Globally, technologies are transforming the nature of work, and the frontline groups most involved in customer interactions — sales and service — are no exception. One study examined more than 95 million online job postings in the U.S., categorizing as “flagship jobs” those with postings of 10,000 to 1 million per year. In this category, “sales reps” experienced double-digit growth, as did “customer service representatives.” Similarly, among the skills most in demand during the period of this study were “general sales practices” (9% annual growth), “general sales” (8%) and “basic customer service” (11%) — cumulatively the most desired skills, by far, in job postings. Without attention to these core customer-facing jobs, talk about talent management and “the future of work” is just talk.
Senior leaders establish the foundational conditions for talent development in their organizations. For talent to stay relevant, companies must have hiring and training initiatives linked to the desired customer experience. For example, as explained above, selling now often means working with channel partners in omni-channel buying journeys. But when reps have channel as well as selling tasks, the individual contributor must also become a manager — someone who gets things done through others. Those skills are rarely taught in most sales training programs. How often are those issues part of business reviews in your firm?
A compelling customer experience is a set of processes, not a teamwork speech. At a minimum, it requires ongoing customer information and then, in execution, relevant performance management processes. Consider pricing: Actual price realization means linking price, value, the customer experience, and frontline behaviors. Does your sales compensation plan provide incentives for the behaviors required to do that? Do you have the data required to link price with the drivers of customer experience? How often do senior leaders discuss what the data means for framing value throughout customer journeys? In most firms, quarterly financial results are tracked closely. But the information needed to examine a key driver of customer experience and bottom-line outcomes — how frontline people frame and deliver the value proposition — is often lacking. Or even worse, the incentive system undermines the desired experience. If a leadership team can’t make these crucial connections, it can end up pressing for better execution when the firm really needs a more market-relevant strategy, or changing strategic direction, with great expense and disruption, when it should be focusing on these selling basics.
Leaders can’t afford to leave this process to chance. Their oversight is as important here as in the capital budgeting process.
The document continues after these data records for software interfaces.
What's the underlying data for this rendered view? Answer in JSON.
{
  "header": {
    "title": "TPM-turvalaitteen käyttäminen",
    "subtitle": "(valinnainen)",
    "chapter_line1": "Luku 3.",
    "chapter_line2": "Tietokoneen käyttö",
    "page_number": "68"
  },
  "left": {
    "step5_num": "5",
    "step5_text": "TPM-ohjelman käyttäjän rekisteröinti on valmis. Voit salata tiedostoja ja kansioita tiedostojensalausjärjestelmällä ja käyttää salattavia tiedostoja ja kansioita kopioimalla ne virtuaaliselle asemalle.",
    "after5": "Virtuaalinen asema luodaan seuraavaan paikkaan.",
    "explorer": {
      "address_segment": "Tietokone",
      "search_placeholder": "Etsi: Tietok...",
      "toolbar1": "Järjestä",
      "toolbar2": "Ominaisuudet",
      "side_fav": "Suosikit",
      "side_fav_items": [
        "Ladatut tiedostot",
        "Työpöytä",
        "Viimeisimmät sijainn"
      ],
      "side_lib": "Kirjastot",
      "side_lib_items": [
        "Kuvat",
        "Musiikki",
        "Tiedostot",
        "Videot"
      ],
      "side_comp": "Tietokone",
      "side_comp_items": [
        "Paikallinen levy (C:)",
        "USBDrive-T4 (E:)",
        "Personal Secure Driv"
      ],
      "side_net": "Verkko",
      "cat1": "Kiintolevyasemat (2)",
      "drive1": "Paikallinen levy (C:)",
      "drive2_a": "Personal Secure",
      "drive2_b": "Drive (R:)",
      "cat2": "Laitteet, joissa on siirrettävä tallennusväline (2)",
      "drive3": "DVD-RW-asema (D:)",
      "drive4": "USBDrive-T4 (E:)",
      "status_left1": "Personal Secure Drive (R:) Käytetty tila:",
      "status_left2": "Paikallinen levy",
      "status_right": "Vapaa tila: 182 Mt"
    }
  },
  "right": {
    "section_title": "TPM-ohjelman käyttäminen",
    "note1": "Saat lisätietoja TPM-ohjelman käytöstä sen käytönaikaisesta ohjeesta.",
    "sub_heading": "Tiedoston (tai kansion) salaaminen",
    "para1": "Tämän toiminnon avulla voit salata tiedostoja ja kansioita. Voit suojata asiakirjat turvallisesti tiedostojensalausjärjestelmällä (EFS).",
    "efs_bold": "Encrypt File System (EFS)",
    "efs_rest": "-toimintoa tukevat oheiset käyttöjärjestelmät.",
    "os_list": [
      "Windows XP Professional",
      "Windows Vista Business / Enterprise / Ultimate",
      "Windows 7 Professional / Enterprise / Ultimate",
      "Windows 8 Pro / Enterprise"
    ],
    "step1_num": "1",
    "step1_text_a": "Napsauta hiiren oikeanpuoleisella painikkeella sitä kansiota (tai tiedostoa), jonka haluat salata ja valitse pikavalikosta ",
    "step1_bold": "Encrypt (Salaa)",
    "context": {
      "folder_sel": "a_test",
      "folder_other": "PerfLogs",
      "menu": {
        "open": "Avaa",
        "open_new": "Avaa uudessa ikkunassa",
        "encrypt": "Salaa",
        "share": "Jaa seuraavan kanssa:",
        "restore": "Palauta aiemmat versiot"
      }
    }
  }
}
Leadership groups who do not stay engaged with how buying processes impact customer experience will inevitably share the fate of companies where “customer focus” is a perennial slogan but not organizational reality.
The original article can be found at: Harvard Business Review for Managed IT